### What you are asked to do
Copy out every line of the data that has the word "咖啡厅等级" somewhere in it.

### The data
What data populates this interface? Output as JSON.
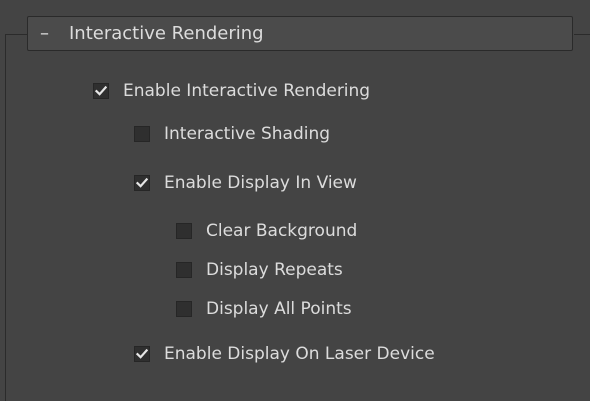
{
  "rollout": {
    "toggle_symbol": "–",
    "title": "Interactive Rendering"
  },
  "options": {
    "enable_interactive_rendering": {
      "label": "Enable Interactive Rendering",
      "checked": true
    },
    "interactive_shading": {
      "label": "Interactive Shading",
      "checked": false
    },
    "enable_display_in_view": {
      "label": "Enable Display In View",
      "checked": true
    },
    "clear_background": {
      "label": "Clear Background",
      "checked": false
    },
    "display_repeats": {
      "label": "Display Repeats",
      "checked": false
    },
    "display_all_points": {
      "label": "Display All Points",
      "checked": false
    },
    "enable_display_on_laser_device": {
      "label": "Enable Display On Laser Device",
      "checked": true
    }
  },
  "colors": {
    "background": "#444444",
    "text": "#dcdcdc",
    "checkbox_fill": "#2f2f2f",
    "checkmark": "#e6e6e6"
  },
  "icons": {
    "checkmark": "checkmark-icon"
  }
}
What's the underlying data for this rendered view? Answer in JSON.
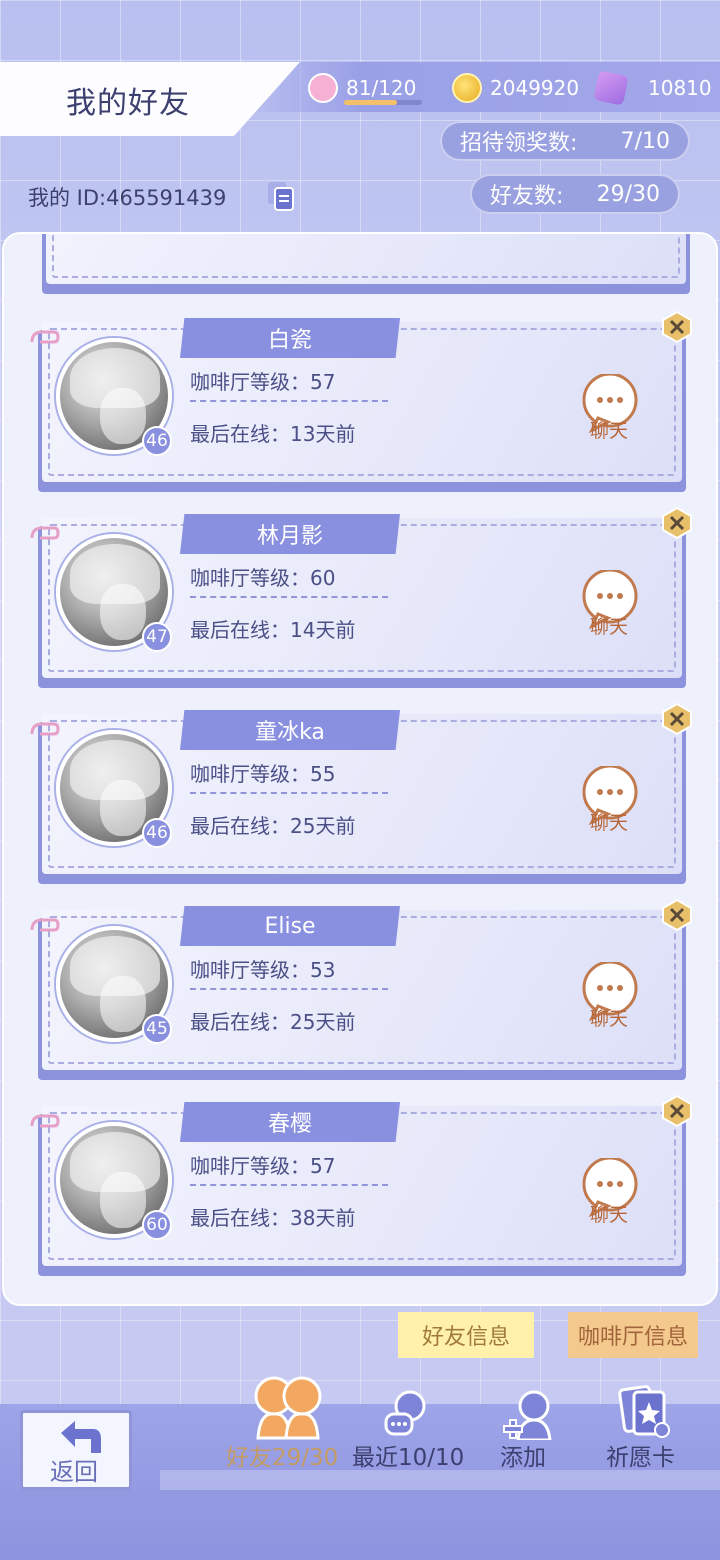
{
  "header": {
    "title": "我的好友",
    "stamina": "81/120",
    "stamina_fill": 0.675,
    "coins": "2049920",
    "gems": "10810"
  },
  "stats": {
    "reward_label": "招待领奖数:",
    "reward_value": "7/10",
    "friends_label": "好友数:",
    "friends_value": "29/30"
  },
  "my_id": "我的 ID:465591439",
  "friends": [
    {
      "name": "白瓷",
      "level_label": "咖啡厅等级：57",
      "online": "最后在线：13天前",
      "badge": "46",
      "chat": "聊天"
    },
    {
      "name": "林月影",
      "level_label": "咖啡厅等级：60",
      "online": "最后在线：14天前",
      "badge": "47",
      "chat": "聊天"
    },
    {
      "name": "童冰ka",
      "level_label": "咖啡厅等级：55",
      "online": "最后在线：25天前",
      "badge": "46",
      "chat": "聊天"
    },
    {
      "name": "Elise",
      "level_label": "咖啡厅等级：53",
      "online": "最后在线：25天前",
      "badge": "45",
      "chat": "聊天"
    },
    {
      "name": "春樱",
      "level_label": "咖啡厅等级：57",
      "online": "最后在线：38天前",
      "badge": "60",
      "chat": "聊天"
    }
  ],
  "tabs": {
    "friend_info": "好友信息",
    "cafe_info": "咖啡厅信息"
  },
  "nav": {
    "back": "返回",
    "friends": "好友29/30",
    "recent": "最近10/10",
    "add": "添加",
    "wish": "祈愿卡"
  },
  "colors": {
    "accent": "#8a90e0",
    "chat": "#b7683b",
    "active_tab": "#c29b65"
  }
}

### Answer space
      "level_label": "咖啡厅等级：57",
      "level_label": "咖啡厅等级：60",
      "level_label": "咖啡厅等级：55",
      "level_label": "咖啡厅等级：53",
      "level_label": "咖啡厅等级：57",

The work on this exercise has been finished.